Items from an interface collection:
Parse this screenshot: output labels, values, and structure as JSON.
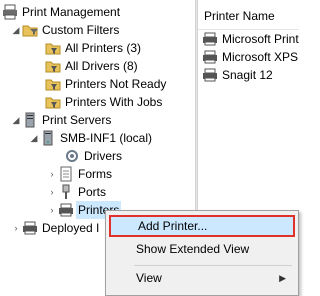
{
  "tree": {
    "root": {
      "label": "Print Management",
      "icon": "print-management-icon"
    },
    "custom_filters": {
      "label": "Custom Filters",
      "icon": "folder-filter-icon"
    },
    "filters": [
      {
        "label": "All Printers (3)",
        "icon": "filter-folder-icon"
      },
      {
        "label": "All Drivers (8)",
        "icon": "filter-folder-icon"
      },
      {
        "label": "Printers Not Ready",
        "icon": "filter-folder-icon"
      },
      {
        "label": "Printers With Jobs",
        "icon": "filter-folder-icon"
      }
    ],
    "print_servers": {
      "label": "Print Servers",
      "icon": "print-servers-icon"
    },
    "server": {
      "label": "SMB-INF1 (local)",
      "icon": "server-icon"
    },
    "server_children": [
      {
        "label": "Drivers",
        "icon": "drivers-icon"
      },
      {
        "label": "Forms",
        "icon": "forms-icon"
      },
      {
        "label": "Ports",
        "icon": "ports-icon"
      },
      {
        "label": "Printers",
        "icon": "printer-icon"
      }
    ],
    "deployed": {
      "label": "Deployed I",
      "icon": "deployed-printers-icon"
    }
  },
  "list": {
    "column_header": "Printer Name",
    "rows": [
      {
        "name": "Microsoft Print",
        "icon": "printer-icon"
      },
      {
        "name": "Microsoft XPS I",
        "icon": "printer-icon"
      },
      {
        "name": "Snagit 12",
        "icon": "printer-icon"
      }
    ]
  },
  "context_menu": {
    "items": [
      {
        "label": "Add Printer...",
        "highlighted": true
      },
      {
        "label": "Show Extended View"
      },
      {
        "label": "View",
        "submenu": true
      }
    ]
  },
  "colors": {
    "selection": "#cce8ff",
    "highlight_border": "#e0312b",
    "menu_bg": "#f0f0f0"
  }
}
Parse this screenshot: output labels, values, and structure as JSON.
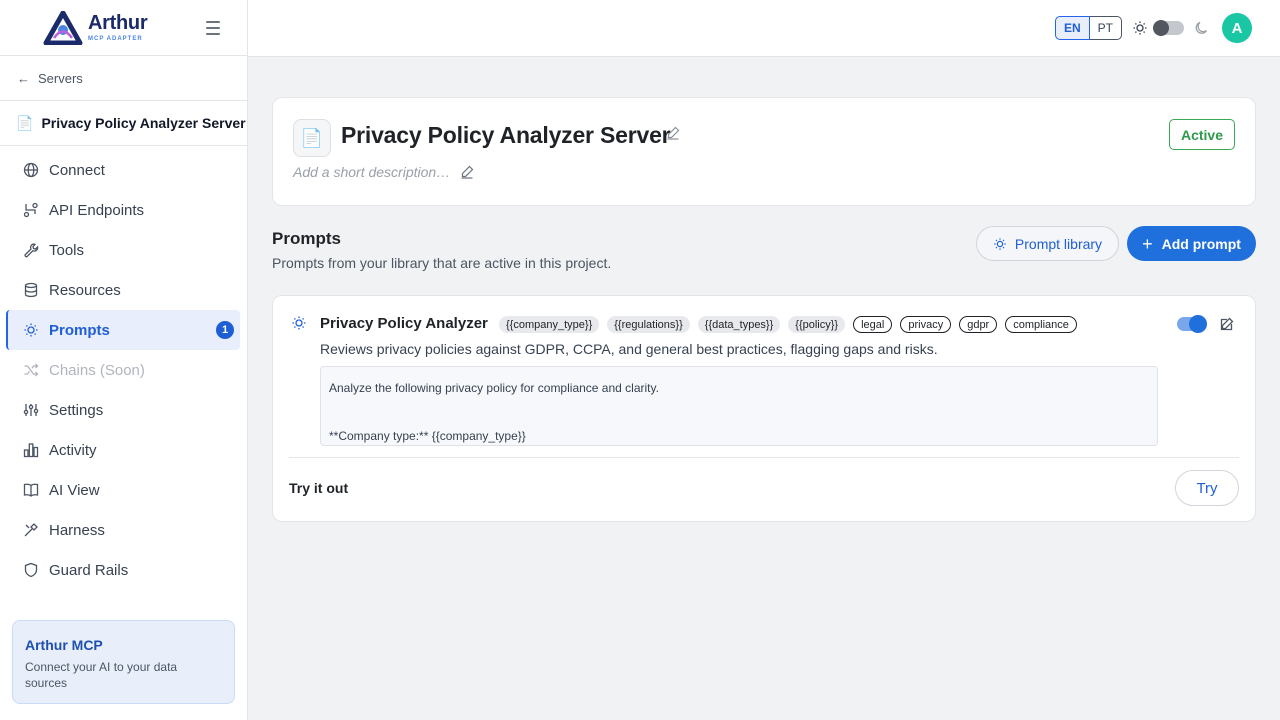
{
  "brand": {
    "name": "Arthur",
    "sub": "MCP ADAPTER"
  },
  "sidebar": {
    "back_label": "Servers",
    "server_name": "Privacy Policy Analyzer Server",
    "items": [
      {
        "label": "Connect",
        "icon": "globe-icon"
      },
      {
        "label": "API Endpoints",
        "icon": "api-endpoints-icon"
      },
      {
        "label": "Tools",
        "icon": "wrench-icon"
      },
      {
        "label": "Resources",
        "icon": "database-icon"
      },
      {
        "label": "Prompts",
        "icon": "lightbulb-icon",
        "badge": "1",
        "active": true
      },
      {
        "label": "Chains (Soon)",
        "icon": "shuffle-icon",
        "disabled": true
      },
      {
        "label": "Settings",
        "icon": "sliders-icon"
      },
      {
        "label": "Activity",
        "icon": "bar-chart-icon"
      },
      {
        "label": "AI View",
        "icon": "book-icon"
      },
      {
        "label": "Harness",
        "icon": "tools-icon"
      },
      {
        "label": "Guard Rails",
        "icon": "shield-icon"
      }
    ],
    "promo": {
      "title": "Arthur MCP",
      "text": "Connect your AI to your data sources"
    }
  },
  "topbar": {
    "languages": [
      "EN",
      "PT"
    ],
    "avatar_initial": "A"
  },
  "header": {
    "icon": "📄",
    "title": "Privacy Policy Analyzer Server",
    "description_placeholder": "Add a short description…",
    "status": "Active"
  },
  "prompts_section": {
    "title": "Prompts",
    "subtitle": "Prompts from your library that are active in this project.",
    "library_button": "Prompt library",
    "add_button": "Add prompt"
  },
  "prompt": {
    "name": "Privacy Policy Analyzer",
    "variables": [
      "{{company_type}}",
      "{{regulations}}",
      "{{data_types}}",
      "{{policy}}"
    ],
    "tags": [
      "legal",
      "privacy",
      "gdpr",
      "compliance"
    ],
    "enabled": true,
    "description": "Reviews privacy policies against GDPR, CCPA, and general best practices, flagging gaps and risks.",
    "body_lines": [
      "Analyze the following privacy policy for compliance and clarity.",
      "**Company type:** {{company_type}}"
    ],
    "try_label": "Try it out",
    "try_button": "Try"
  },
  "colors": {
    "accent": "#1f6fdc",
    "active_status": "#2e9a4c",
    "avatar": "#19c7a5"
  }
}
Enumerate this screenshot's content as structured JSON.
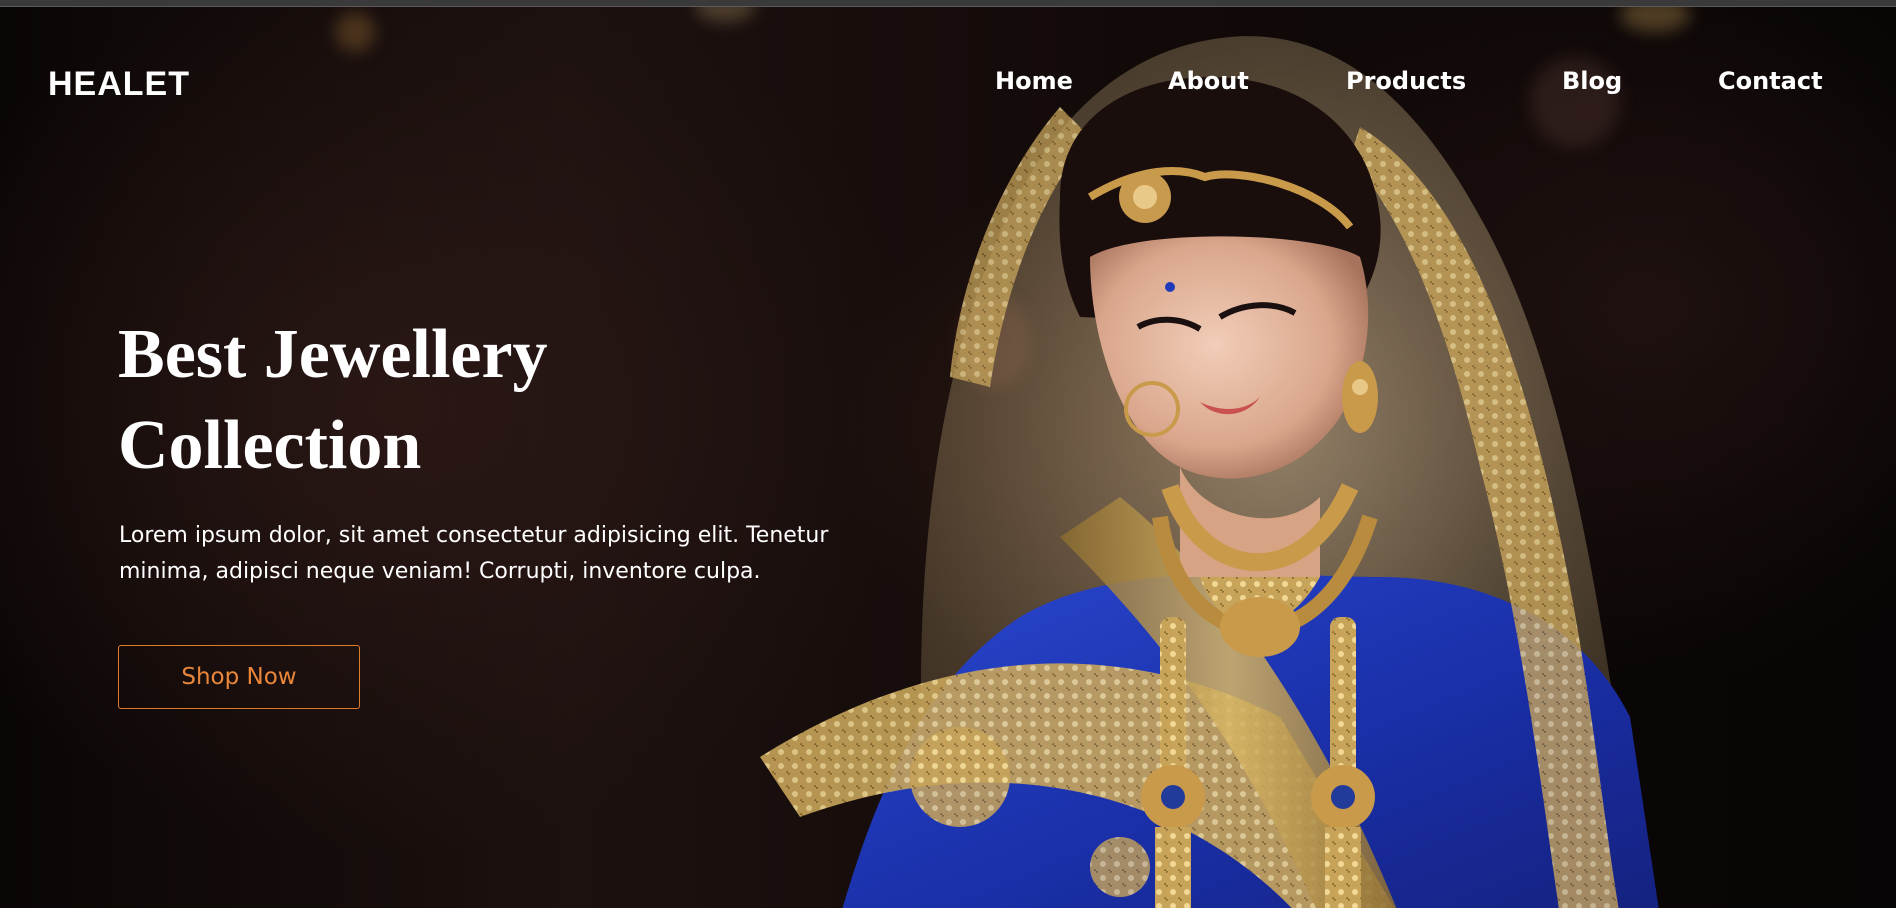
{
  "brand": {
    "logo": "HEALET"
  },
  "nav": {
    "items": [
      {
        "label": "Home"
      },
      {
        "label": "About"
      },
      {
        "label": "Products"
      },
      {
        "label": "Blog"
      },
      {
        "label": "Contact"
      }
    ]
  },
  "hero": {
    "title_line1": "Best Jewellery",
    "title_line2": "Collection",
    "description_line1": "Lorem ipsum dolor, sit amet consectetur adipisicing elit. Tenetur",
    "description_line2": "minima, adipisci neque veniam! Corrupti, inventore culpa.",
    "cta_label": "Shop Now",
    "image_subject": "bride in blue saree with gold jewellery"
  },
  "colors": {
    "accent": "#e9863a",
    "background": "#0b0706",
    "text": "#ffffff",
    "saree_blue": "#1f3bb8",
    "gold": "#c9a352"
  }
}
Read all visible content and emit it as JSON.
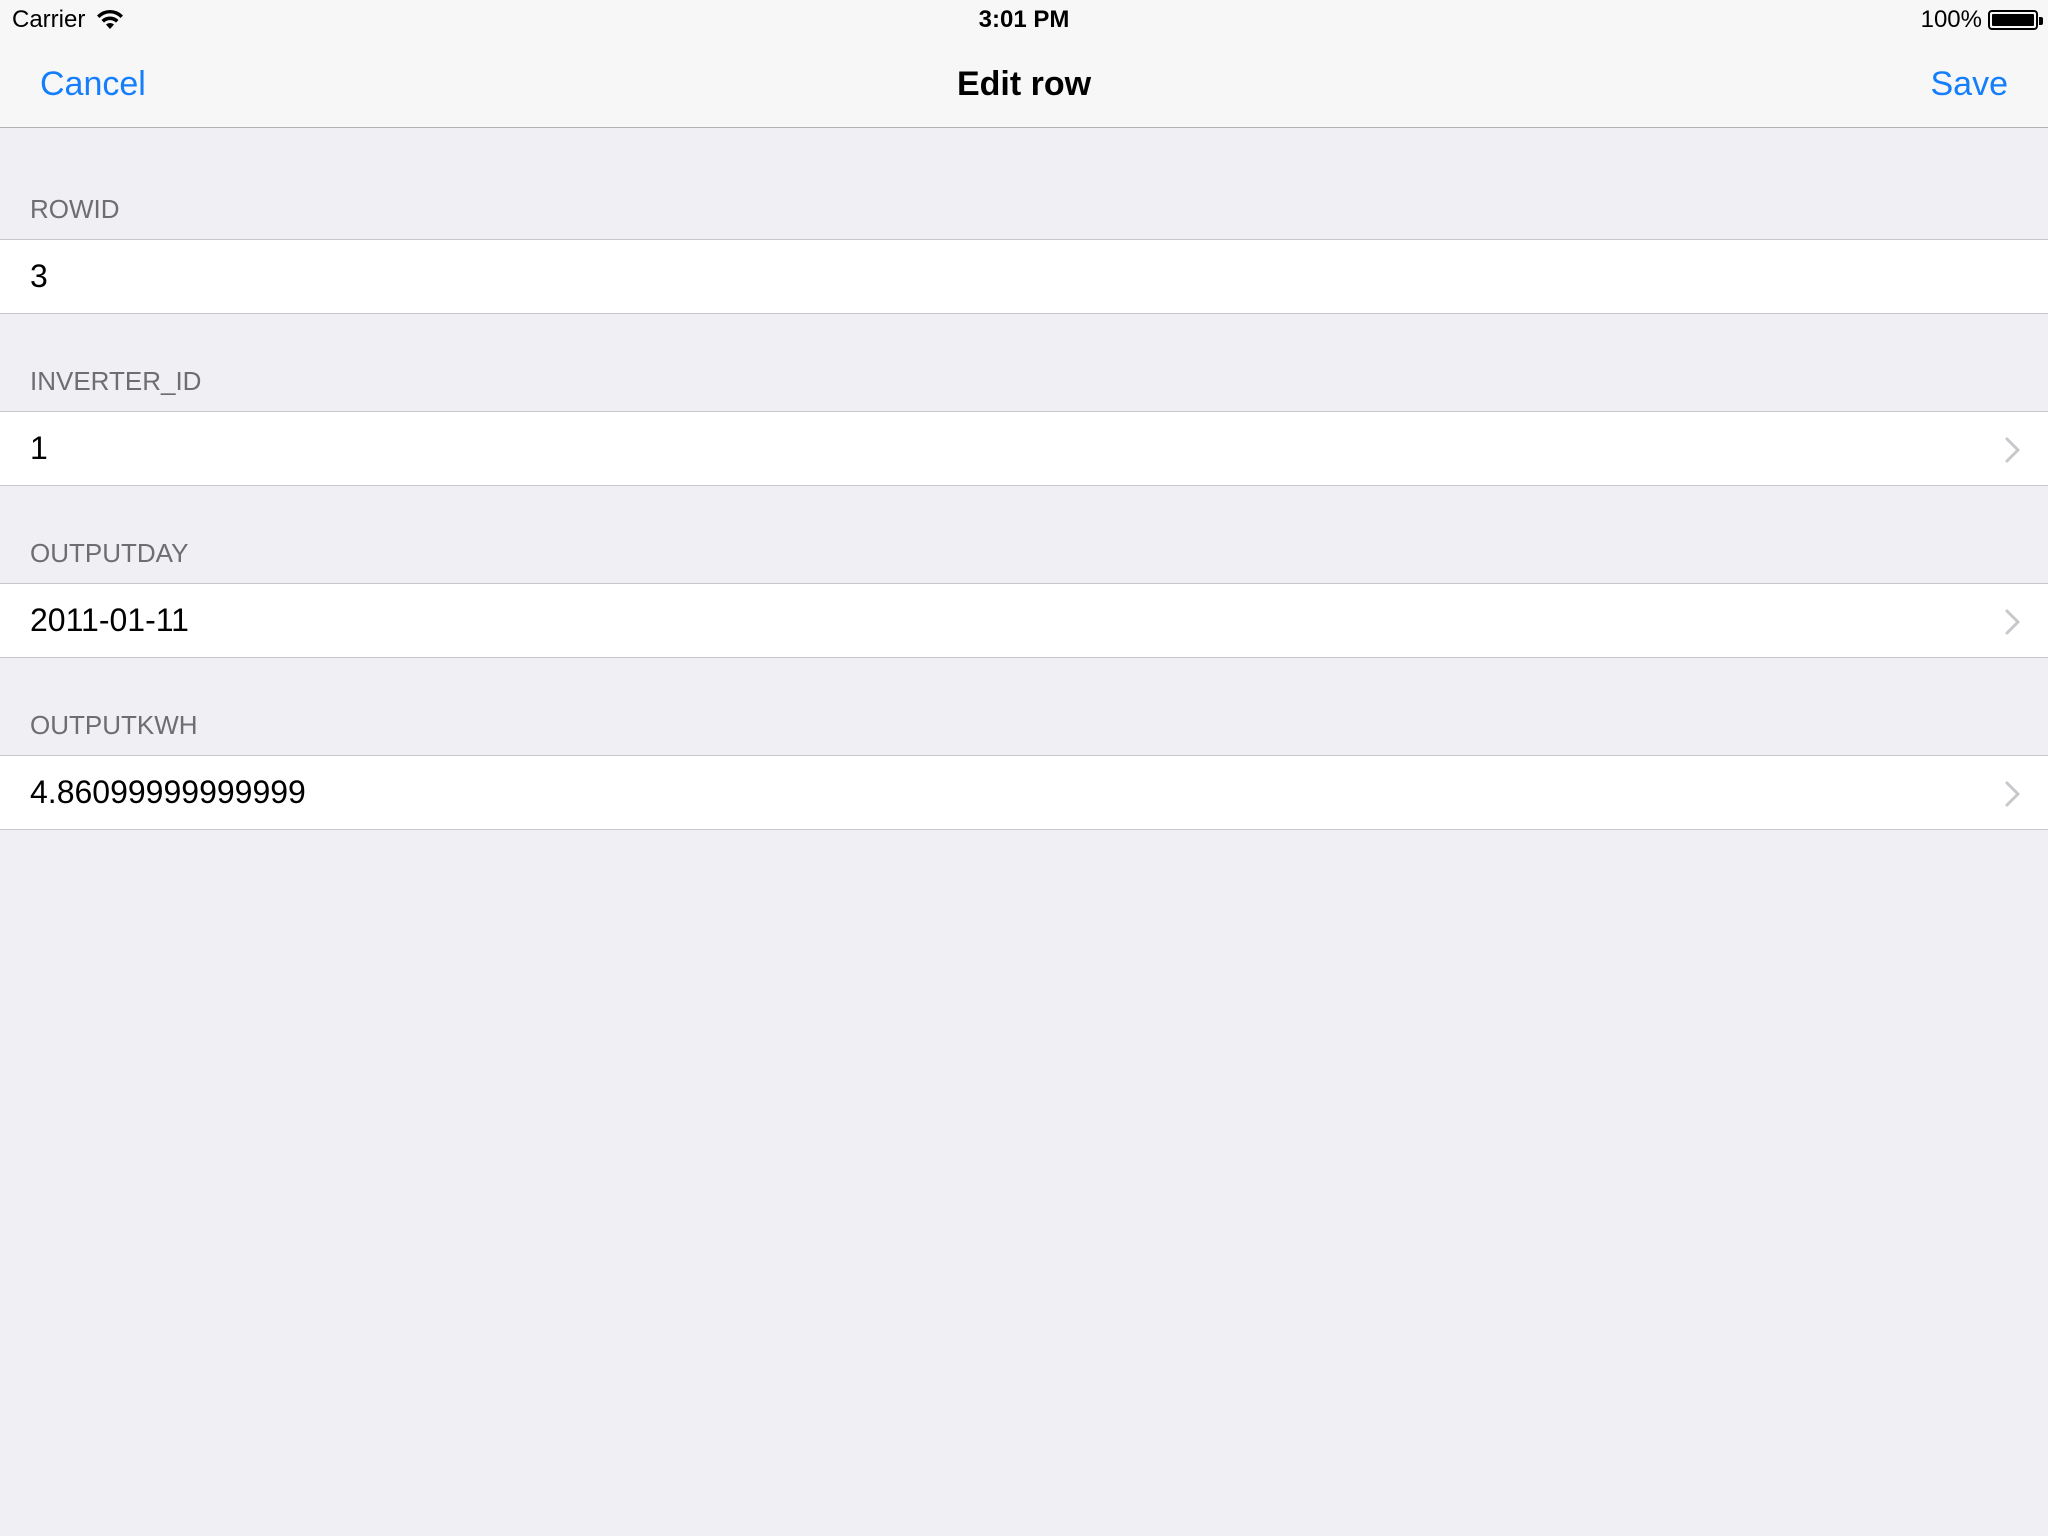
{
  "status_bar": {
    "carrier": "Carrier",
    "time": "3:01 PM",
    "battery": "100%",
    "battery_level": 1.0,
    "wifi_icon": "wifi-icon",
    "battery_icon": "battery-icon"
  },
  "nav": {
    "cancel_label": "Cancel",
    "title": "Edit row",
    "save_label": "Save",
    "accent_color": "#147efb"
  },
  "fields": [
    {
      "label": "ROWID",
      "value": "3",
      "has_chevron": false
    },
    {
      "label": "INVERTER_ID",
      "value": "1",
      "has_chevron": true
    },
    {
      "label": "OUTPUTDAY",
      "value": "2011-01-11",
      "has_chevron": true
    },
    {
      "label": "OUTPUTKWH",
      "value": "4.86099999999999",
      "has_chevron": true
    }
  ]
}
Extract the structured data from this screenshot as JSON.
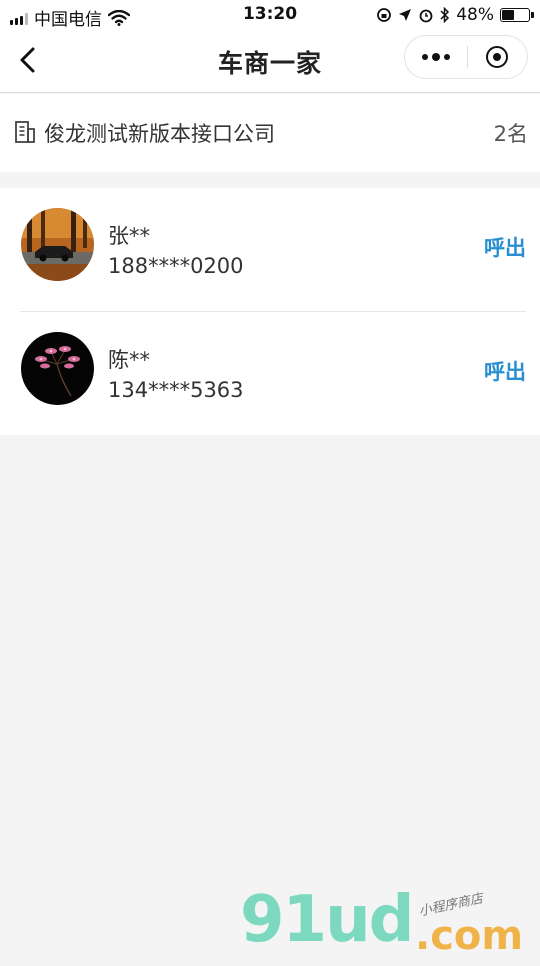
{
  "status_bar": {
    "carrier": "中国电信",
    "time": "13:20",
    "battery": "48%",
    "battery_level": 0.48
  },
  "navbar": {
    "title": "车商一家"
  },
  "company": {
    "name": "俊龙测试新版本接口公司",
    "count": "2名"
  },
  "contacts": [
    {
      "name": "张**",
      "phone": "188****0200",
      "action": "呼出"
    },
    {
      "name": "陈**",
      "phone": "134****5363",
      "action": "呼出"
    }
  ],
  "watermark": {
    "brand": "91ud",
    "suffix": ".com",
    "tagline": "小程序商店"
  },
  "colors": {
    "accent": "#2a8fd0",
    "background": "#f4f4f4"
  }
}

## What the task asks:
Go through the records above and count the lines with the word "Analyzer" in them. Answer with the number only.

## Exercise solution:
3